**Exercise requirements**
Take the data below and filter it for lines containing the word "your"; show each line found.
══ Task material ══
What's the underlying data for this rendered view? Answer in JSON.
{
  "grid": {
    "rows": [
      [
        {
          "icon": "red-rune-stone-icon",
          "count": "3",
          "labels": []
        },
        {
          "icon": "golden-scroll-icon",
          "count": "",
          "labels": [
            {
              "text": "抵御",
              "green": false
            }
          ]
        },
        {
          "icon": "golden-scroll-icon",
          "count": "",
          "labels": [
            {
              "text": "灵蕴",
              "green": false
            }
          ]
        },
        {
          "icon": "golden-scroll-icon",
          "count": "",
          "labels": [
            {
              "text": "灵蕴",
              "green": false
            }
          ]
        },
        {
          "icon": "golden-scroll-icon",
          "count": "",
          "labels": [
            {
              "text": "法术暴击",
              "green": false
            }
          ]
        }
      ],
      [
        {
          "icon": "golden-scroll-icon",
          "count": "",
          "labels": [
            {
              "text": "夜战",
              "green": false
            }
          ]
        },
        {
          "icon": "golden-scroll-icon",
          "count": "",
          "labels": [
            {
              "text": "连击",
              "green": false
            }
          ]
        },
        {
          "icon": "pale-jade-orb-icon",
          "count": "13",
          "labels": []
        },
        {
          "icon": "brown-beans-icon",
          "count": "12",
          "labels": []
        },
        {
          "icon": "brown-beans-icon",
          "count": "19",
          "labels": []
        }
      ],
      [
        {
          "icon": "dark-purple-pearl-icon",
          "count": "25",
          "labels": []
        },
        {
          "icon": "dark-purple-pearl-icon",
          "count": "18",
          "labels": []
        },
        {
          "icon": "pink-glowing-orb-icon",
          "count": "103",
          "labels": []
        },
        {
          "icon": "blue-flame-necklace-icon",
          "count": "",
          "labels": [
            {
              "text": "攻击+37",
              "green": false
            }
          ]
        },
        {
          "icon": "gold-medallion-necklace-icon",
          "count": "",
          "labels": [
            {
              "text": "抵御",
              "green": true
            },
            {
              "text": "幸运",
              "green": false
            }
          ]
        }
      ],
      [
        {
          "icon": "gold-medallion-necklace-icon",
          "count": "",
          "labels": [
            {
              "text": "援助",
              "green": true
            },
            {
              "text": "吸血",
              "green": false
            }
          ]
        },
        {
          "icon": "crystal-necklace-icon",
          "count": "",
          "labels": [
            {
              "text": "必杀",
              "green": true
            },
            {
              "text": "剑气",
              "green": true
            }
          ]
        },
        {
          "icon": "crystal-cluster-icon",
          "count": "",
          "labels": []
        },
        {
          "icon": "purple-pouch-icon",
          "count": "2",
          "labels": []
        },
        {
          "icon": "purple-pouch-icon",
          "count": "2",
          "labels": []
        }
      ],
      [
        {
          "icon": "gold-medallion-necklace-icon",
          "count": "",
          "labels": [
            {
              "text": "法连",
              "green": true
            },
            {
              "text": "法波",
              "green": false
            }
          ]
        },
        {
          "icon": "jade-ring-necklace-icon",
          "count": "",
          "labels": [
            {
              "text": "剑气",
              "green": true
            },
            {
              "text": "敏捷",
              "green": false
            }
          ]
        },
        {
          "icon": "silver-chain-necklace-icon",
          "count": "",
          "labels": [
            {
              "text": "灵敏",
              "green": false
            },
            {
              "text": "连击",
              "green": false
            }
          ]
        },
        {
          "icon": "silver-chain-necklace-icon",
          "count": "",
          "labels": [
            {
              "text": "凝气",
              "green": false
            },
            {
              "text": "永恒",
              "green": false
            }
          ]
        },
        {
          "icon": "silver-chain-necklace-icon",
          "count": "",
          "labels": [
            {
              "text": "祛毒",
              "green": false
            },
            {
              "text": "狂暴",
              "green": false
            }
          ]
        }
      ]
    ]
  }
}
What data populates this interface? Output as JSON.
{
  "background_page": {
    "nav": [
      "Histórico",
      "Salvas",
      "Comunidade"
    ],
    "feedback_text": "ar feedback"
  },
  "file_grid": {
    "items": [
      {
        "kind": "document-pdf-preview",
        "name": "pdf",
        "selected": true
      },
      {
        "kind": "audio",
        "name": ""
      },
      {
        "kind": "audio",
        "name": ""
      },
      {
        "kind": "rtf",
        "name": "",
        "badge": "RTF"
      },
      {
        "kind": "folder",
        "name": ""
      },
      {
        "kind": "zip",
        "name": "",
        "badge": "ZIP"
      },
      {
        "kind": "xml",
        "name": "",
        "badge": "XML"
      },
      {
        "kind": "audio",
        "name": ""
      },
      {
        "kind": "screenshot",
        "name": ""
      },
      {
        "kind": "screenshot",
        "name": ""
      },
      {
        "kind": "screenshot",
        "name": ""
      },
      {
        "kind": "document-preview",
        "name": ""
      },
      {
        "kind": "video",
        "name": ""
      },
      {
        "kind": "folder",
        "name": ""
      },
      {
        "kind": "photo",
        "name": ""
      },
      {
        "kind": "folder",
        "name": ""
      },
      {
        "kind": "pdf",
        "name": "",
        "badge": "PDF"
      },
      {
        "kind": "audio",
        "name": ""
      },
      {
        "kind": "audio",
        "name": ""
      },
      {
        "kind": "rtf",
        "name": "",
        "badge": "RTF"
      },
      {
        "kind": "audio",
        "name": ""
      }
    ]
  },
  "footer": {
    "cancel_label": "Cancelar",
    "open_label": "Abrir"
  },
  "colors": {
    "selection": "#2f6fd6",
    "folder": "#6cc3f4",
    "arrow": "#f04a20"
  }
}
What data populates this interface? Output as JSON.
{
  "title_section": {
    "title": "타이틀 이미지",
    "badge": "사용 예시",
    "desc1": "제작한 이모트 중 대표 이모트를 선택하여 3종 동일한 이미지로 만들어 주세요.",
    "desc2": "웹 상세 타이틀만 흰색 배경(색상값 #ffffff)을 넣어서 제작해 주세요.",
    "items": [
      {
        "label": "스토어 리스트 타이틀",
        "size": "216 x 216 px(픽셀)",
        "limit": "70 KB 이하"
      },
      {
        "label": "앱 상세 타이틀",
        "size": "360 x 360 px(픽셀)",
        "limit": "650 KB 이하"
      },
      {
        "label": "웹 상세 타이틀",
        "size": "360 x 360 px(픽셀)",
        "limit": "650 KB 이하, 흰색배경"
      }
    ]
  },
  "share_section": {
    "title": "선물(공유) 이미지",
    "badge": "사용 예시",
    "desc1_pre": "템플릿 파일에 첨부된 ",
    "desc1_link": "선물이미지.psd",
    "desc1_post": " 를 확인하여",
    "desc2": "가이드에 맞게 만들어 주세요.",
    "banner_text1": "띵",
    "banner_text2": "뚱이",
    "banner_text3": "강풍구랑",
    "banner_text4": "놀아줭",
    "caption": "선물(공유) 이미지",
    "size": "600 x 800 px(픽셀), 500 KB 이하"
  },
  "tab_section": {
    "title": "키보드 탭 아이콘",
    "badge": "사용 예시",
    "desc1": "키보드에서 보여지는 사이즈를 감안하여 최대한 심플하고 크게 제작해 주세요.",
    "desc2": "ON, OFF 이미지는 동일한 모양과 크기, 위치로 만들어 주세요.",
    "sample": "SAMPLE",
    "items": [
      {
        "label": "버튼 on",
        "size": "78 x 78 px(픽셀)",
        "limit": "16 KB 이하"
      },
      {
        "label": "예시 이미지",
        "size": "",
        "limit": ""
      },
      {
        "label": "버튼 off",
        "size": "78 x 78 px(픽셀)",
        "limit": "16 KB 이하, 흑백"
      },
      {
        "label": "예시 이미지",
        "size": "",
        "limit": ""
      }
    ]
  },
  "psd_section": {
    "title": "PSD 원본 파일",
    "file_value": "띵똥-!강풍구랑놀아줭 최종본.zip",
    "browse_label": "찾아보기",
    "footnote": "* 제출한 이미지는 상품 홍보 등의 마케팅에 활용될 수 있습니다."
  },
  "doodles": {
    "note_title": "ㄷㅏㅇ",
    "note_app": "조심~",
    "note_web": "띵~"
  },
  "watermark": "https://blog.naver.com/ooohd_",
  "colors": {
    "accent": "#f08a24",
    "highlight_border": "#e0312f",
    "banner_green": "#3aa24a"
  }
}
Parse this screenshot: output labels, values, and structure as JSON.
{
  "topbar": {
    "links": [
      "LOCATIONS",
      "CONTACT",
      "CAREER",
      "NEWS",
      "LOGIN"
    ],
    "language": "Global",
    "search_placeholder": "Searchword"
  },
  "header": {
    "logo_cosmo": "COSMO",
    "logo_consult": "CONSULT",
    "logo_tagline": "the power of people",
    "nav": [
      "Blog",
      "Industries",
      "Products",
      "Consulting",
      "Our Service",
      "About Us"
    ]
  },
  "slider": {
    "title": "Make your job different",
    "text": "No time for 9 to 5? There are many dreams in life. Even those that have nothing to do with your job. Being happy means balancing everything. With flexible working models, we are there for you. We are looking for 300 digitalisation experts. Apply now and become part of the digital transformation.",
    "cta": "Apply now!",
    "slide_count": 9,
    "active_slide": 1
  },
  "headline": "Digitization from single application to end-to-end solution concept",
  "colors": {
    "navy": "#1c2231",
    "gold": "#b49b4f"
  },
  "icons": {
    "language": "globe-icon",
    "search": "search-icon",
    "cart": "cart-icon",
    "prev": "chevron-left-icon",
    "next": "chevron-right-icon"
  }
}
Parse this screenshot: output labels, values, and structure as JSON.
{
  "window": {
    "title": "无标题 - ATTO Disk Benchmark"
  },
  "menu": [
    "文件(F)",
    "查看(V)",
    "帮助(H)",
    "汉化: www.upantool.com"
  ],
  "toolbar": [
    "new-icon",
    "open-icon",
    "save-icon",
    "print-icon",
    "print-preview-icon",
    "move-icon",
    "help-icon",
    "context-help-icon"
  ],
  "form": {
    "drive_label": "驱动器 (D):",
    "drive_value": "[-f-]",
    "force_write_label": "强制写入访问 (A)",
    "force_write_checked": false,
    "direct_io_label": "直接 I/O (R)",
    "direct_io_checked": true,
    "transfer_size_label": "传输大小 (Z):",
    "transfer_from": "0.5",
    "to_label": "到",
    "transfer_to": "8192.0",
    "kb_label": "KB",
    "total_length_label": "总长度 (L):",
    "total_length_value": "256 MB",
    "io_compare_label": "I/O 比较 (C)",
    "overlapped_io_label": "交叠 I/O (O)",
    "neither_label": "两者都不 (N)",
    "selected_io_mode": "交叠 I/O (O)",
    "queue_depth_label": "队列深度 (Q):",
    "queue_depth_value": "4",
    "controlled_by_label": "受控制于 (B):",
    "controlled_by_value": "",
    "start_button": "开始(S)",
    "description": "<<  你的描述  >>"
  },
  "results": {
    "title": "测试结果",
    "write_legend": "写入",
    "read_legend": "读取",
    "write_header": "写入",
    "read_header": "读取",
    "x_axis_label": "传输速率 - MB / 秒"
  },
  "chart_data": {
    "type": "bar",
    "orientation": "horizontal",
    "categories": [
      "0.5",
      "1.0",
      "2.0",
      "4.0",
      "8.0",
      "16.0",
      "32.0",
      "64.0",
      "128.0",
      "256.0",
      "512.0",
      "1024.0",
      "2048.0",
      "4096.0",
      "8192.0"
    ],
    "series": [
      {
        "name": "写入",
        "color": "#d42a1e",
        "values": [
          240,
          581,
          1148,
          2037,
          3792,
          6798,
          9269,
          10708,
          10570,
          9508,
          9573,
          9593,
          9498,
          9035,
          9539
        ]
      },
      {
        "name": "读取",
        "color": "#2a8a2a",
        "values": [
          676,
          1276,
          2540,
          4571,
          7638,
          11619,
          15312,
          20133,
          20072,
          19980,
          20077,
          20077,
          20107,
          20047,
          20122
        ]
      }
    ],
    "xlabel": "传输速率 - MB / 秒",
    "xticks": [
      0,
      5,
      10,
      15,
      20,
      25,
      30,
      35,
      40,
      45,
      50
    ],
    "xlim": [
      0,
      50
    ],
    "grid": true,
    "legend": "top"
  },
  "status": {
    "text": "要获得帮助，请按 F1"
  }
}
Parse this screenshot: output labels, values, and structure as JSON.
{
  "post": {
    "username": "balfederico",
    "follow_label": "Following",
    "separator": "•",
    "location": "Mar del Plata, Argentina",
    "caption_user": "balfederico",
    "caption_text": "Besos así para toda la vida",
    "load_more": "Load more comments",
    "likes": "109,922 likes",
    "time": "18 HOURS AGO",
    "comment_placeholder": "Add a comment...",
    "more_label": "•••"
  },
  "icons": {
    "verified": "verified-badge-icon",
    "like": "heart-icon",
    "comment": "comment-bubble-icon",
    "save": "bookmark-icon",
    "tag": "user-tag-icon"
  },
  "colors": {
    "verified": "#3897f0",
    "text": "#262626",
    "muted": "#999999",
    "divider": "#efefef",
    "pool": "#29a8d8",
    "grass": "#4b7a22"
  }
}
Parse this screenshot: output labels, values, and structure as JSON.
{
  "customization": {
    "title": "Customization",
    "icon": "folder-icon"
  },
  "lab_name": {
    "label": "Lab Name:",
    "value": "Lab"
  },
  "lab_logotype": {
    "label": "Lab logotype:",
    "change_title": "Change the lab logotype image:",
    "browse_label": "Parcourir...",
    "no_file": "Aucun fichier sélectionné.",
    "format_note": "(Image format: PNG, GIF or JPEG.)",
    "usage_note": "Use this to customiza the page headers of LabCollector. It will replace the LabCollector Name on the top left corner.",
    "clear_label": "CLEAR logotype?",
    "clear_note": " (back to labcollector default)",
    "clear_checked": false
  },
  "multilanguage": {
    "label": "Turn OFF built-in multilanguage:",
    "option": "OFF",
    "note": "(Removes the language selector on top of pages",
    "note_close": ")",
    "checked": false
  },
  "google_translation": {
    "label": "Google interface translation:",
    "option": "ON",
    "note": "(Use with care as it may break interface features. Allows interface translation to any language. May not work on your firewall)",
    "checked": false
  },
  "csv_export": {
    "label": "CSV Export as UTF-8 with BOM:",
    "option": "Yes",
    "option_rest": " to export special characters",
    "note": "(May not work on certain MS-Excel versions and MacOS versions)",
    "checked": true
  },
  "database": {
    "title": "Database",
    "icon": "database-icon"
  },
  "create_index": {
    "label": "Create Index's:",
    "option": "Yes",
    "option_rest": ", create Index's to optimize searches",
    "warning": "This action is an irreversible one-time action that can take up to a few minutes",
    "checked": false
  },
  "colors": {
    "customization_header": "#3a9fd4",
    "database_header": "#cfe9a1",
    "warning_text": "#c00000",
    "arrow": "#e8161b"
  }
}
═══
**Output**
    "title": "Make your job different",
    "text": "No time for 9 to 5? There are many dreams in life. Even those that have nothing to do with your job. Being happy means balancing everything. With flexible working models, we are there for you. We are looking for 300 digitalisation experts. Apply now and become part of the digital transformation.",
    "note": "(Use with care as it may break interface features. Allows interface translation to any language. May not work on your firewall)",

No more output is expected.